Thanks to Brandon, in the three years since being tossed out of my home for being gay, I’m back on track. Got my GED and my important papers. In a few months, I start college. Thanks to the generosity of kindhearted donors to Brandon’s shelter, who accept LGBT people as human beings, I survived.
While Elijah’s story is fiction, here are some facts. LGBT people make up less than 10% of the overall population, yet 40% of homeless kids in the U.S. identify as LGBT. Of them, 68% cited family rejection for the reason they were on the streets. Studies have repeatedly shown that homeless LGBT kids are more at risk of being attacked, robbed, and raped than their heterosexual counterparts, more likely to engage in prostitution or survival sex, more likely to turn to drugs or alcohol, and more likely to attempt or commit suicide. Despite this, less than 25% of homeless shelters cater for or specifically target LGBT kids, leaving them at the mercy of individual organizations who can pick and choose who they help and who they abandon on the streets. Laws such as Indiana’s SB 101 enshrine the legality of refusing service—including such basic assistance as food and shelter—to people specifically because they’re LGBT.
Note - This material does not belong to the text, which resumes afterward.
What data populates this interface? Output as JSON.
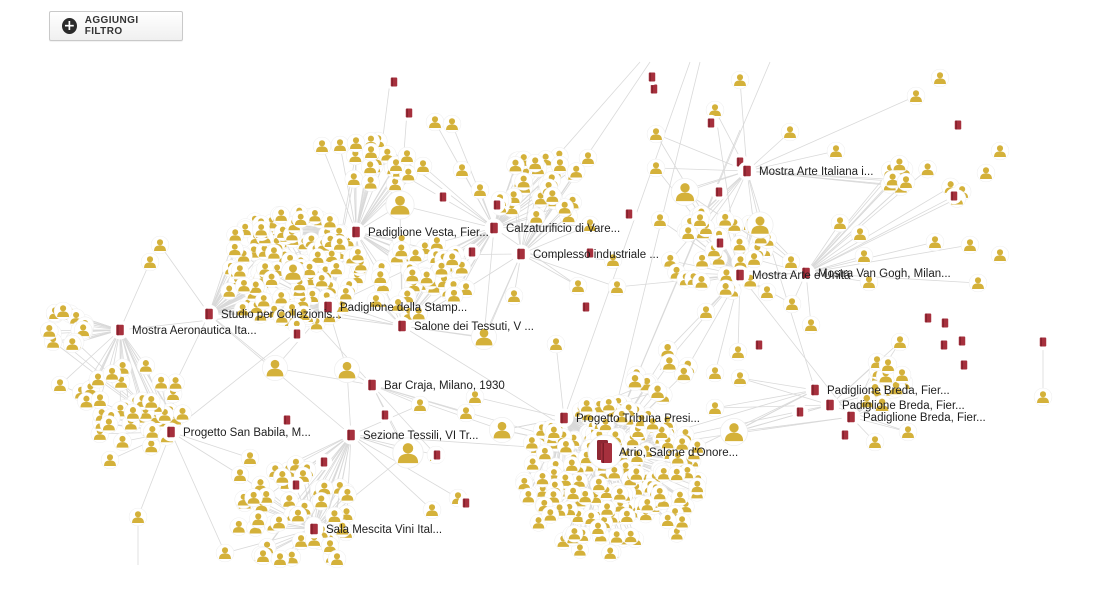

This isn’t about pizza. This is about creating a climate in which LGBT individuals feel isolated from and rejected by the rest of society. It’s about creating a climate in which parents feel justified for kicking their kids out on the street. It’s about cutting off any and all support networks which might otherwise be available to prevent kids from ending up on life’s scrapheap because of how they were born.
Want to read a happier ending?
Changing laws and attitudes takes time, and right now there are LGBT people in need who can’t afford to wait. The sooner we can help them, the better, and the more resources we have, the more help we can offer.
That’s why 224 authors, review bloggers, and publishers have got together to offer something wonderful: a reward for people who do a little bit to give back to charity. Instead of spending $5 on a book in the next two weeks, give that $5 to an LGBT charity of your choice, tell us about it in the comments, and go into the draw to win a book from one of our participating donors. And because it’s not all about money, if you can’t make a donation then please take a moment to share a charity’s links and tell us about that instead.
Three fundraisers have been set up to counter the hateful effects of Indiana’s SB 101. #Pizza4Equality is aiming to match the money raised by *that* pizza parlor, with all donations going to Cyndi Lauper’s True Colors Fund. Another fundraiser is aiming to raise $100,000 for Indiana Youth Group. Finally, Planting Peace is trying to raise $100,000 to provide beds for homeless LGBT people.
Please consider giving to one of these deserving fundraisers, or any other LGBT charity anywhere in the world. We’re not telling you where you should donate your time and money, only asking that you do. The smallest things can make the biggest difference, and together, we can do something incredible.
*First Kiss is a work of fiction copyright 2015 by AJ Rose and any resemblance to actual places or people, living or dead, is entirely coincidental.